┌─ GIVEN DATA

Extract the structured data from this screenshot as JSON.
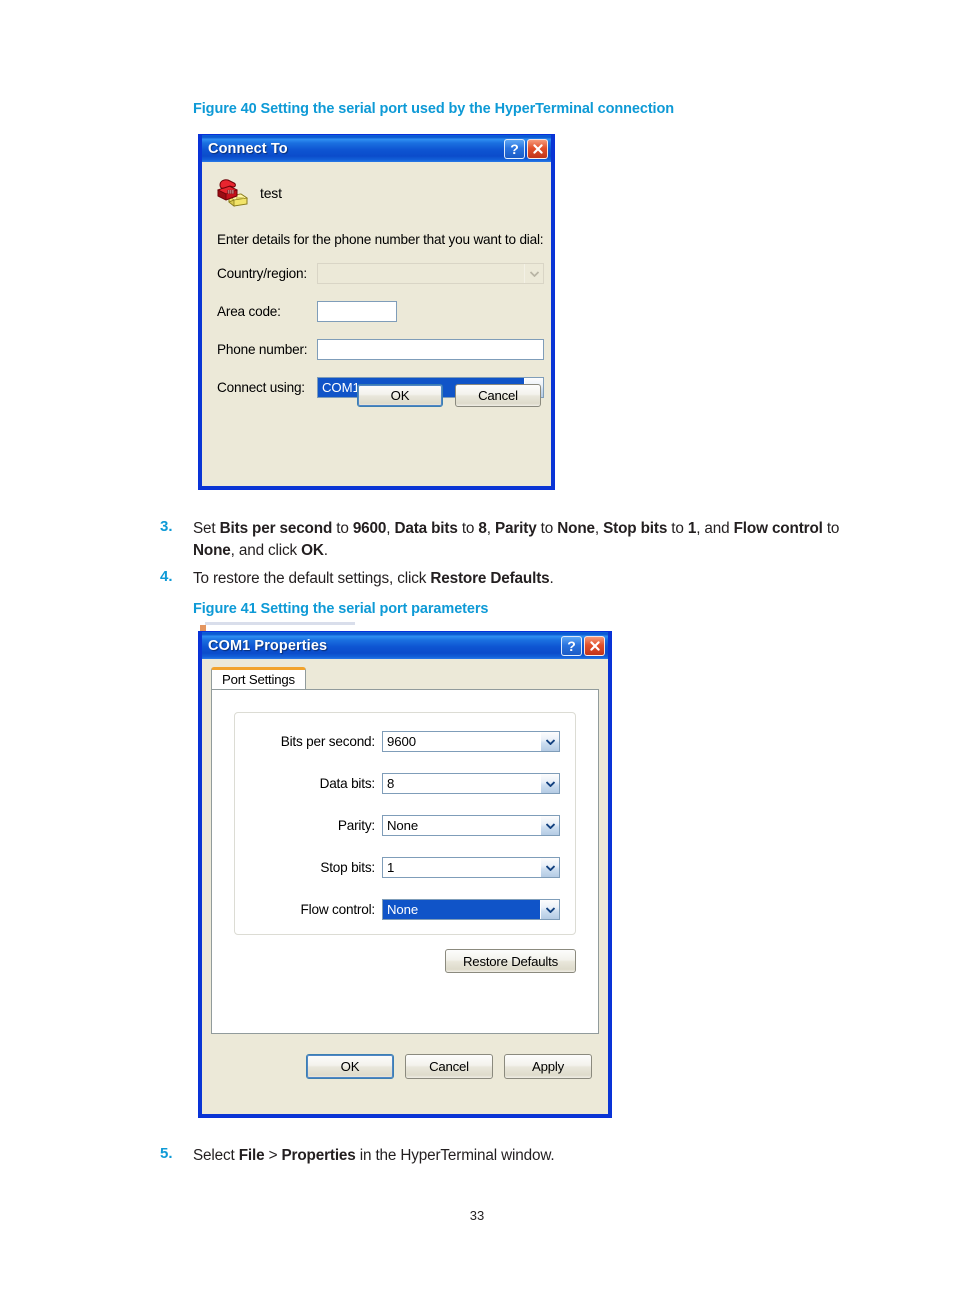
{
  "document": {
    "page_number": "33"
  },
  "figure40": {
    "caption": "Figure 40 Setting the serial port used by the HyperTerminal connection",
    "dialog": {
      "title": "Connect To",
      "help_button": "?",
      "close_button": "✕",
      "connection_name": "test",
      "prompt": "Enter details for the phone number that you want to dial:",
      "fields": [
        {
          "label": "Country/region:",
          "value": "",
          "type": "combo",
          "state": "disabled"
        },
        {
          "label": "Area code:",
          "value": "",
          "type": "text",
          "state": "normal"
        },
        {
          "label": "Phone number:",
          "value": "",
          "type": "text",
          "state": "normal"
        },
        {
          "label": "Connect using:",
          "value": "COM1",
          "type": "combo",
          "state": "selected"
        }
      ],
      "buttons": [
        {
          "label": "OK",
          "style": "default"
        },
        {
          "label": "Cancel",
          "style": "normal"
        }
      ]
    }
  },
  "steps": [
    {
      "number": "3.",
      "parts": [
        {
          "t": "Set ",
          "b": false
        },
        {
          "t": "Bits per second",
          "b": true
        },
        {
          "t": " to ",
          "b": false
        },
        {
          "t": "9600",
          "b": true
        },
        {
          "t": ", ",
          "b": false
        },
        {
          "t": "Data bits",
          "b": true
        },
        {
          "t": " to ",
          "b": false
        },
        {
          "t": "8",
          "b": true
        },
        {
          "t": ", ",
          "b": false
        },
        {
          "t": "Parity",
          "b": true
        },
        {
          "t": " to ",
          "b": false
        },
        {
          "t": "None",
          "b": true
        },
        {
          "t": ", ",
          "b": false
        },
        {
          "t": "Stop bits",
          "b": true
        },
        {
          "t": " to ",
          "b": false
        },
        {
          "t": "1",
          "b": true
        },
        {
          "t": ", and ",
          "b": false
        },
        {
          "t": "Flow control",
          "b": true
        },
        {
          "t": " to ",
          "b": false
        },
        {
          "t": "None",
          "b": true
        },
        {
          "t": ", and click ",
          "b": false
        },
        {
          "t": "OK",
          "b": true
        },
        {
          "t": ".",
          "b": false
        }
      ]
    },
    {
      "number": "4.",
      "parts": [
        {
          "t": "To restore the default settings, click ",
          "b": false
        },
        {
          "t": "Restore Defaults",
          "b": true
        },
        {
          "t": ".",
          "b": false
        }
      ]
    }
  ],
  "figure41": {
    "caption": "Figure 41 Setting the serial port parameters",
    "dialog": {
      "title": "COM1 Properties",
      "help_button": "?",
      "close_button": "✕",
      "tab": "Port Settings",
      "fields": [
        {
          "label": "Bits per second:",
          "value": "9600",
          "state": "normal"
        },
        {
          "label": "Data bits:",
          "value": "8",
          "state": "normal"
        },
        {
          "label": "Parity:",
          "value": "None",
          "state": "normal"
        },
        {
          "label": "Stop bits:",
          "value": "1",
          "state": "normal"
        },
        {
          "label": "Flow control:",
          "value": "None",
          "state": "selected"
        }
      ],
      "restore_button": "Restore Defaults",
      "buttons": [
        {
          "label": "OK",
          "style": "default"
        },
        {
          "label": "Cancel",
          "style": "normal"
        },
        {
          "label": "Apply",
          "style": "normal"
        }
      ]
    }
  },
  "step5": {
    "number": "5.",
    "parts": [
      {
        "t": "Select ",
        "b": false
      },
      {
        "t": "File",
        "b": true
      },
      {
        "t": " > ",
        "b": false
      },
      {
        "t": "Properties",
        "b": true
      },
      {
        "t": " in the HyperTerminal window.",
        "b": false
      }
    ]
  }
}
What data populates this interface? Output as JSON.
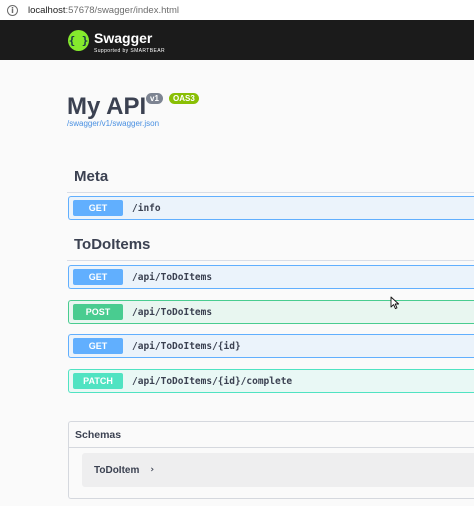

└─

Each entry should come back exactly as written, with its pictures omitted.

EXERCISE ANSWER
Extract the structured data from this screenshot as JSON.
{
  "document": {
    "page_number": "33"
  },
  "figure40": {
    "caption": "Figure 40 Setting the serial port used by the HyperTerminal connection",
    "dialog": {
      "title": "Connect To",
      "help_button": "?",
      "close_button": "✕",
      "connection_name": "test",
      "prompt": "Enter details for the phone number that you want to dial:",
      "fields": [
        {
          "label": "Country/region:",
          "value": "",
          "type": "combo",
          "state": "disabled"
        },
        {
          "label": "Area code:",
          "value": "",
          "type": "text",
          "state": "normal"
        },
        {
          "label": "Phone number:",
          "value": "",
          "type": "text",
          "state": "normal"
        },
        {
          "label": "Connect using:",
          "value": "COM1",
          "type": "combo",
          "state": "selected"
        }
      ],
      "buttons": [
        {
          "label": "OK",
          "style": "default"
        },
        {
          "label": "Cancel",
          "style": "normal"
        }
      ]
    }
  },
  "steps": [
    {
      "number": "3.",
      "parts": [
        {
          "t": "Set ",
          "b": false
        },
        {
          "t": "Bits per second",
          "b": true
        },
        {
          "t": " to ",
          "b": false
        },
        {
          "t": "9600",
          "b": true
        },
        {
          "t": ", ",
          "b": false
        },
        {
          "t": "Data bits",
          "b": true
        },
        {
          "t": " to ",
          "b": false
        },
        {
          "t": "8",
          "b": true
        },
        {
          "t": ", ",
          "b": false
        },
        {
          "t": "Parity",
          "b": true
        },
        {
          "t": " to ",
          "b": false
        },
        {
          "t": "None",
          "b": true
        },
        {
          "t": ", ",
          "b": false
        },
        {
          "t": "Stop bits",
          "b": true
        },
        {
          "t": " to ",
          "b": false
        },
        {
          "t": "1",
          "b": true
        },
        {
          "t": ", and ",
          "b": false
        },
        {
          "t": "Flow control",
          "b": true
        },
        {
          "t": " to ",
          "b": false
        },
        {
          "t": "None",
          "b": true
        },
        {
          "t": ", and click ",
          "b": false
        },
        {
          "t": "OK",
          "b": true
        },
        {
          "t": ".",
          "b": false
        }
      ]
    },
    {
      "number": "4.",
      "parts": [
        {
          "t": "To restore the default settings, click ",
          "b": false
        },
        {
          "t": "Restore Defaults",
          "b": true
        },
        {
          "t": ".",
          "b": false
        }
      ]
    }
  ],
  "figure41": {
    "caption": "Figure 41 Setting the serial port parameters",
    "dialog": {
      "title": "COM1 Properties",
      "help_button": "?",
      "close_button": "✕",
      "tab": "Port Settings",
      "fields": [
        {
          "label": "Bits per second:",
          "value": "9600",
          "state": "normal"
        },
        {
          "label": "Data bits:",
          "value": "8",
          "state": "normal"
        },
        {
          "label": "Parity:",
          "value": "None",
          "state": "normal"
        },
        {
          "label": "Stop bits:",
          "value": "1",
          "state": "normal"
        },
        {
          "label": "Flow control:",
          "value": "None",
          "state": "selected"
        }
      ],
      "restore_button": "Restore Defaults",
      "buttons": [
        {
          "label": "OK",
          "style": "default"
        },
        {
          "label": "Cancel",
          "style": "normal"
        },
        {
          "label": "Apply",
          "style": "normal"
        }
      ]
    }
  },
  "step5": {
    "number": "5.",
    "parts": [
      {
        "t": "Select ",
        "b": false
      },
      {
        "t": "File",
        "b": true
      },
      {
        "t": " > ",
        "b": false
      },
      {
        "t": "Properties",
        "b": true
      },
      {
        "t": " in the HyperTerminal window.",
        "b": false
      }
    ]
  }
}
What data populates this interface? Output as JSON.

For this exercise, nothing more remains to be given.